Extracted entries >>

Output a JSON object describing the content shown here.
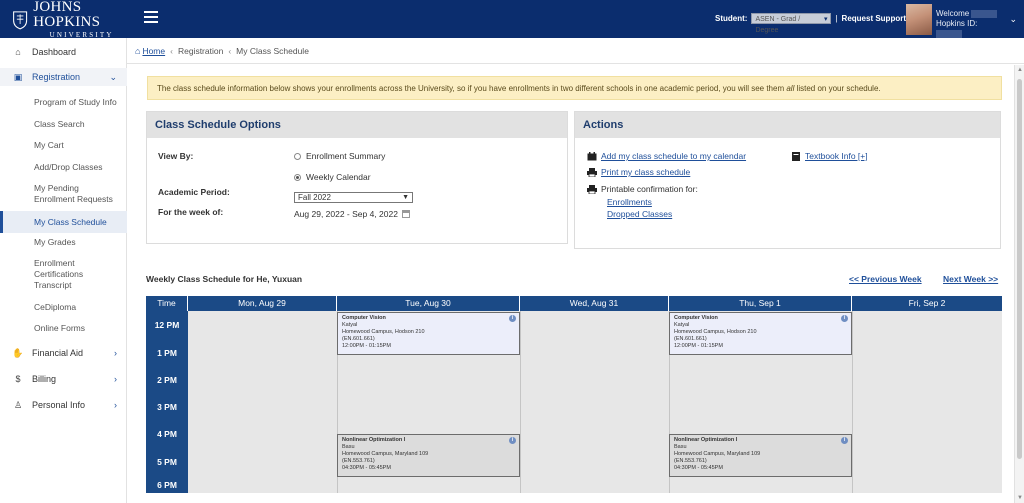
{
  "header": {
    "logo_text": "JOHNS HOPKINS",
    "logo_subtext": "UNIVERSITY",
    "student_label": "Student:",
    "student_select": "ASEN - Grad / Degree",
    "request_support": "Request Support",
    "welcome_label": "Welcome",
    "hopkins_id_label": "Hopkins ID:"
  },
  "sidebar": {
    "dashboard": "Dashboard",
    "registration": "Registration",
    "items": [
      "Program of Study Info",
      "Class Search",
      "My Cart",
      "Add/Drop Classes",
      "My Pending Enrollment Requests",
      "My Class Schedule",
      "My Grades",
      "Enrollment Certifications Transcript",
      "CeDiploma",
      "Online Forms"
    ],
    "financial_aid": "Financial Aid",
    "billing": "Billing",
    "personal_info": "Personal Info"
  },
  "breadcrumb": {
    "home": "Home",
    "registration": "Registration",
    "current": "My Class Schedule"
  },
  "notice": {
    "before": "The class schedule information below shows your enrollments across the University, so if you have enrollments in two different schools in one academic period, you will see them ",
    "emph": "all",
    "after": " listed on your schedule."
  },
  "options": {
    "title": "Class Schedule Options",
    "view_by_label": "View By:",
    "enrollment_summary": "Enrollment Summary",
    "weekly_calendar": "Weekly Calendar",
    "selected_view": "weekly_calendar",
    "academic_period_label": "Academic Period:",
    "academic_period_value": "Fall 2022",
    "week_label": "For the week of:",
    "week_value": "Aug 29, 2022 - Sep 4, 2022"
  },
  "actions": {
    "title": "Actions",
    "add_calendar": "Add my class schedule to my calendar",
    "print_schedule": "Print my class schedule",
    "printable_confirmation": "Printable confirmation for:",
    "enrollments": "Enrollments",
    "dropped_classes": "Dropped Classes",
    "textbook": "Textbook Info [+]"
  },
  "schedule": {
    "title": "Weekly Class Schedule for He, Yuxuan",
    "prev_week": "<<  Previous Week",
    "next_week": "Next Week  >>",
    "time_header": "Time",
    "days": [
      "Mon, Aug 29",
      "Tue, Aug 30",
      "Wed, Aug 31",
      "Thu, Sep 1",
      "Fri, Sep 2"
    ],
    "times": [
      "12 PM",
      "1 PM",
      "2 PM",
      "3 PM",
      "4 PM",
      "5 PM",
      "6 PM"
    ],
    "events": [
      {
        "day": "Tue, Aug 30",
        "title": "Computer Vision",
        "instructor": "Katyal",
        "location": "Homewood Campus, Hodson 210",
        "code": "(EN.601.661)",
        "time": "12:00PM - 01:15PM",
        "style": "blue"
      },
      {
        "day": "Thu, Sep 1",
        "title": "Computer Vision",
        "instructor": "Katyal",
        "location": "Homewood Campus, Hodson 210",
        "code": "(EN.601.661)",
        "time": "12:00PM - 01:15PM",
        "style": "blue"
      },
      {
        "day": "Tue, Aug 30",
        "title": "Nonlinear Optimization I",
        "instructor": "Basu",
        "location": "Homewood Campus, Maryland 109",
        "code": "(EN.553.761)",
        "time": "04:30PM - 05:45PM",
        "style": "gray"
      },
      {
        "day": "Thu, Sep 1",
        "title": "Nonlinear Optimization I",
        "instructor": "Basu",
        "location": "Homewood Campus, Maryland 109",
        "code": "(EN.553.761)",
        "time": "04:30PM - 05:45PM",
        "style": "gray"
      }
    ]
  },
  "colors": {
    "header_bg": "#0b2d6e",
    "calendar_header": "#1b4a86",
    "link": "#1f4f9a",
    "notice_bg": "#fcefc4",
    "event_blue": "#eceefa",
    "event_gray": "#dcdcdc"
  }
}
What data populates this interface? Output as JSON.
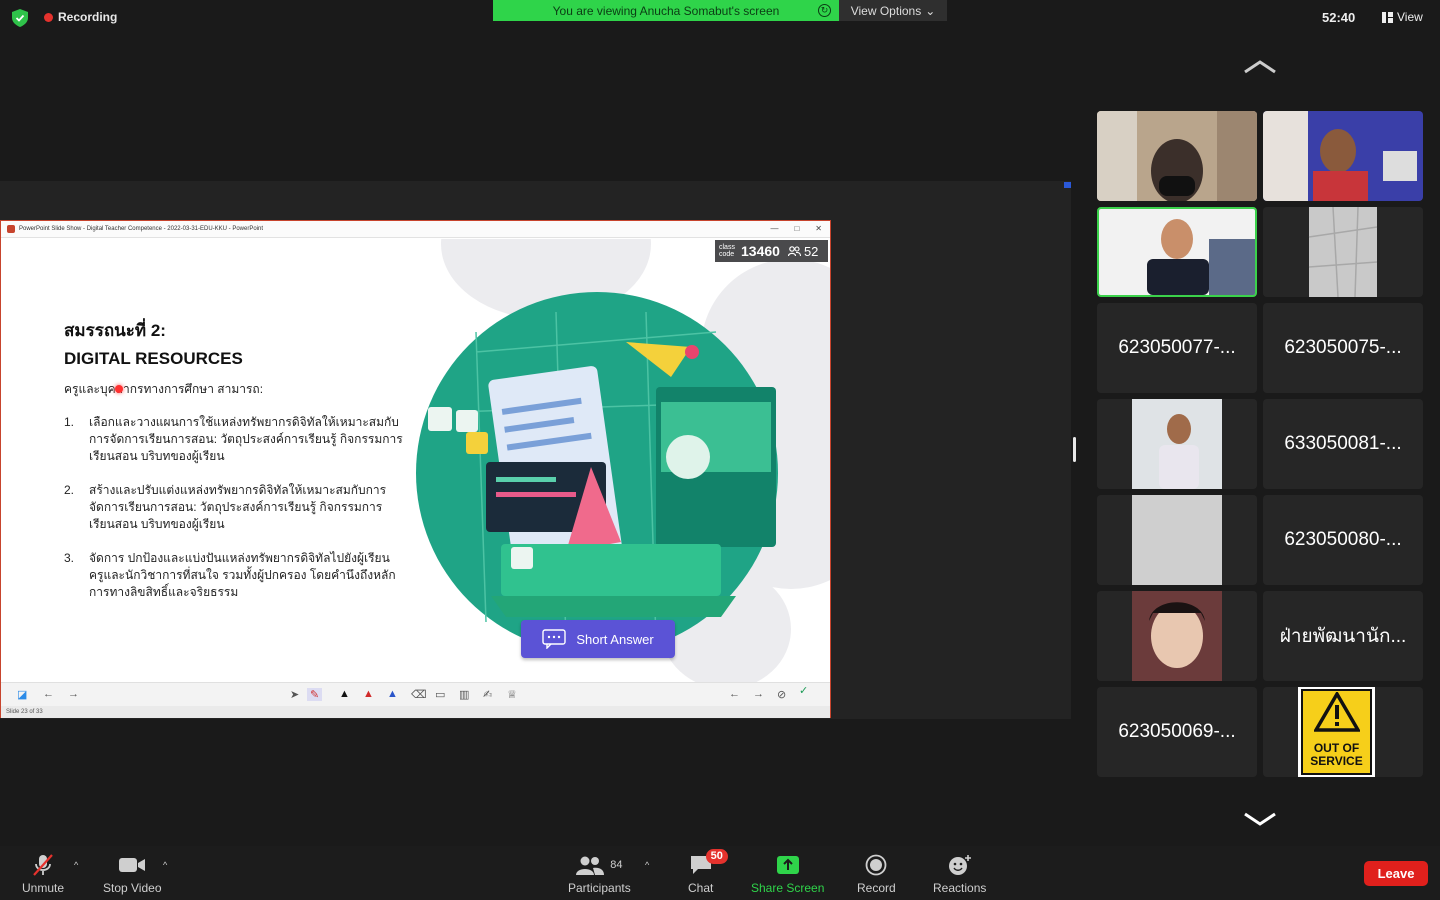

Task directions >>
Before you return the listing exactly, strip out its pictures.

Response to the exercise >>
Output a JSON object describing the content shown here.
{
  "header": {
    "logo_text": "JOHNS HOPKINS",
    "logo_subtext": "UNIVERSITY",
    "student_label": "Student:",
    "student_select": "ASEN - Grad / Degree",
    "request_support": "Request Support",
    "welcome_label": "Welcome",
    "hopkins_id_label": "Hopkins ID:"
  },
  "sidebar": {
    "dashboard": "Dashboard",
    "registration": "Registration",
    "items": [
      "Program of Study Info",
      "Class Search",
      "My Cart",
      "Add/Drop Classes",
      "My Pending Enrollment Requests",
      "My Class Schedule",
      "My Grades",
      "Enrollment Certifications Transcript",
      "CeDiploma",
      "Online Forms"
    ],
    "financial_aid": "Financial Aid",
    "billing": "Billing",
    "personal_info": "Personal Info"
  },
  "breadcrumb": {
    "home": "Home",
    "registration": "Registration",
    "current": "My Class Schedule"
  },
  "notice": {
    "before": "The class schedule information below shows your enrollments across the University, so if you have enrollments in two different schools in one academic period, you will see them ",
    "emph": "all",
    "after": " listed on your schedule."
  },
  "options": {
    "title": "Class Schedule Options",
    "view_by_label": "View By:",
    "enrollment_summary": "Enrollment Summary",
    "weekly_calendar": "Weekly Calendar",
    "selected_view": "weekly_calendar",
    "academic_period_label": "Academic Period:",
    "academic_period_value": "Fall 2022",
    "week_label": "For the week of:",
    "week_value": "Aug 29, 2022 - Sep 4, 2022"
  },
  "actions": {
    "title": "Actions",
    "add_calendar": "Add my class schedule to my calendar",
    "print_schedule": "Print my class schedule",
    "printable_confirmation": "Printable confirmation for:",
    "enrollments": "Enrollments",
    "dropped_classes": "Dropped Classes",
    "textbook": "Textbook Info [+]"
  },
  "schedule": {
    "title": "Weekly Class Schedule for He, Yuxuan",
    "prev_week": "<<  Previous Week",
    "next_week": "Next Week  >>",
    "time_header": "Time",
    "days": [
      "Mon, Aug 29",
      "Tue, Aug 30",
      "Wed, Aug 31",
      "Thu, Sep 1",
      "Fri, Sep 2"
    ],
    "times": [
      "12 PM",
      "1 PM",
      "2 PM",
      "3 PM",
      "4 PM",
      "5 PM",
      "6 PM"
    ],
    "events": [
      {
        "day": "Tue, Aug 30",
        "title": "Computer Vision",
        "instructor": "Katyal",
        "location": "Homewood Campus, Hodson 210",
        "code": "(EN.601.661)",
        "time": "12:00PM - 01:15PM",
        "style": "blue"
      },
      {
        "day": "Thu, Sep 1",
        "title": "Computer Vision",
        "instructor": "Katyal",
        "location": "Homewood Campus, Hodson 210",
        "code": "(EN.601.661)",
        "time": "12:00PM - 01:15PM",
        "style": "blue"
      },
      {
        "day": "Tue, Aug 30",
        "title": "Nonlinear Optimization I",
        "instructor": "Basu",
        "location": "Homewood Campus, Maryland 109",
        "code": "(EN.553.761)",
        "time": "04:30PM - 05:45PM",
        "style": "gray"
      },
      {
        "day": "Thu, Sep 1",
        "title": "Nonlinear Optimization I",
        "instructor": "Basu",
        "location": "Homewood Campus, Maryland 109",
        "code": "(EN.553.761)",
        "time": "04:30PM - 05:45PM",
        "style": "gray"
      }
    ]
  },
  "colors": {
    "header_bg": "#0b2d6e",
    "calendar_header": "#1b4a86",
    "link": "#1f4f9a",
    "notice_bg": "#fcefc4",
    "event_blue": "#eceefa",
    "event_gray": "#dcdcdc"
  }
}
What data populates this interface? Output as JSON.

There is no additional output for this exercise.